Oh—well, Jerry Harkanell’s picture was on the front page of the business section of the Express.”
You have to be kidding.” But she wasn’t. Straine immediately searched online for a copy of the article. Within minutes, he’d found a story about a nonproﬁt organization that helps low-income families buy houses with low-interest loans and no down payment.
Right in the middle of the article was a picture, and right in the middle of that picture was Jerry Harkanell. He and his family were sitting on the front porch of the new home the nonproﬁt group had helped him purchase. The article detailed Harkanell’s story, commenting on how hard he had worked to get his house. And though it never mentioned the address, the article contained enough information to pinpoint the location. The Harkanells lived near a new shopping center and across the street from a park. Theirs was the only new house on the block.
It took Straine ten minutes to ﬁnd the house from his ofﬁce. He knew the location of the shopping center, and he drove there, then located the park.
Straine said, “It was weird driving up the street with the photograph, and there’s his house. We could even identify the design on the front door and match it with the photograph in the newspaper as we drove up the street.”
As soon as he returned to his ofﬁce, Straine called the assistant district attorney. Harkanell was arrested the next day.

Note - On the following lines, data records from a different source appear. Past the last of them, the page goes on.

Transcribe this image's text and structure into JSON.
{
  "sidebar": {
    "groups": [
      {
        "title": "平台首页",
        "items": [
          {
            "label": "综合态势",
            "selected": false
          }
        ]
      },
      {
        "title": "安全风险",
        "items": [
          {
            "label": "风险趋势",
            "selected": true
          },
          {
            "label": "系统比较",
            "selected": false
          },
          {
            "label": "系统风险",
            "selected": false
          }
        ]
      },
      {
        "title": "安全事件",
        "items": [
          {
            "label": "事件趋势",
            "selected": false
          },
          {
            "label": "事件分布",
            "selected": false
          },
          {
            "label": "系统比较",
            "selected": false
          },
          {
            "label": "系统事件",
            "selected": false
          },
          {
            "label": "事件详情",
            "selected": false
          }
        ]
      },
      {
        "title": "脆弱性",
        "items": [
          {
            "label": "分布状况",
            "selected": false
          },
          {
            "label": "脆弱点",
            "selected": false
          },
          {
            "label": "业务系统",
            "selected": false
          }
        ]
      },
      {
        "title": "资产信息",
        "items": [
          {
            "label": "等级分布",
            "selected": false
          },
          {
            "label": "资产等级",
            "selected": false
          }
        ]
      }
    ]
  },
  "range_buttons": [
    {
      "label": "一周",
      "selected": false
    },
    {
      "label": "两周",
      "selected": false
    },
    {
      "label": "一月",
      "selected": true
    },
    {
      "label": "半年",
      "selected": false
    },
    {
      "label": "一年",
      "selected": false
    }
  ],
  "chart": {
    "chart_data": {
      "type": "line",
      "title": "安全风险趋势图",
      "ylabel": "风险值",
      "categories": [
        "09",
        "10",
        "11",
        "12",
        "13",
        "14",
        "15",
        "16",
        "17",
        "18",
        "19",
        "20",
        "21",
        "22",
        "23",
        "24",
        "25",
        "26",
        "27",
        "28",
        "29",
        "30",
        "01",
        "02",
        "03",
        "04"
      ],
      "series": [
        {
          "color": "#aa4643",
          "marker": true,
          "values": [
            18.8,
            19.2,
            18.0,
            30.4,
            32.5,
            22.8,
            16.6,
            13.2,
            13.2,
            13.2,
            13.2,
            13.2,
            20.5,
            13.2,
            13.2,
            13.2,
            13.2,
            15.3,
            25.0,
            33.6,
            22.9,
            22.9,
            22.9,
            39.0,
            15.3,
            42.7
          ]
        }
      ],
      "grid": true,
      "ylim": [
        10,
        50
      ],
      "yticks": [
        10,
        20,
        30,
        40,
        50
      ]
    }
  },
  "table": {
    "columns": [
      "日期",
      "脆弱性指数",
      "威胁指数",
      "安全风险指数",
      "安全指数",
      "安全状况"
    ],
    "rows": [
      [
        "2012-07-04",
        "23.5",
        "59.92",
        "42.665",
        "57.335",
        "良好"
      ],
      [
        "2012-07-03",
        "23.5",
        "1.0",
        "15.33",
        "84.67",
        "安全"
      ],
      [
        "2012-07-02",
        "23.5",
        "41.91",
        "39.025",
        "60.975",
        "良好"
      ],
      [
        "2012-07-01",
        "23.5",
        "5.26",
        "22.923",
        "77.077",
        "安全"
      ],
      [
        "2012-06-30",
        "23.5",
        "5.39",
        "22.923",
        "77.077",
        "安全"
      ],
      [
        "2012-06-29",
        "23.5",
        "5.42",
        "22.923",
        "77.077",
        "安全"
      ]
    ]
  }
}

Harkanell appealed for assistance from the nonproﬁt organization that had helped him buy his house. They agreed to help him—on the condition that he promise to come clean. The organization contacted the hospital’s community out-reach program to request that the charge be dropped, or at least decreased from a felony to a misdemeanor.
The hospital declined to drop the charge. The nonproﬁt group pleaded Harkanell’s case, pointing out that he had a wife and a sick child who would have to go on welfare if he were convicted of a felony.
Straine made it clear that the hospital would pursue a conviction, whether a felony or a misdemeanor. The hospital’s position was that Harkanell should at least have to face a judge. (Later, the assistant district attorney revealed that had Harkanell pleaded guilty to the felony charge, the judge would have sentenced him to twenty-ﬁve years.)
While Harkanell continued to try to get the charges dropped, another piece of his past caught up with him. A separate party ﬁled a forgery claim with the district attorney’s ofﬁce. As soon as the nonproﬁt organization got word of this development, it refused to provide any additional assistance to Harkanell.
A judge sentenced Jerry Harkanell to thirty-ﬁve years in prison. Law enforcement ofﬁcials escorted him from the courtroom directly to a jail cell.
What type of fraud did Harkanell commit and what scheme
Outline the triangle of fraud in the case give examples
From the case above was there prediction explain
How could hospital prevent the fraud
How could the hospital detect the fraud scheme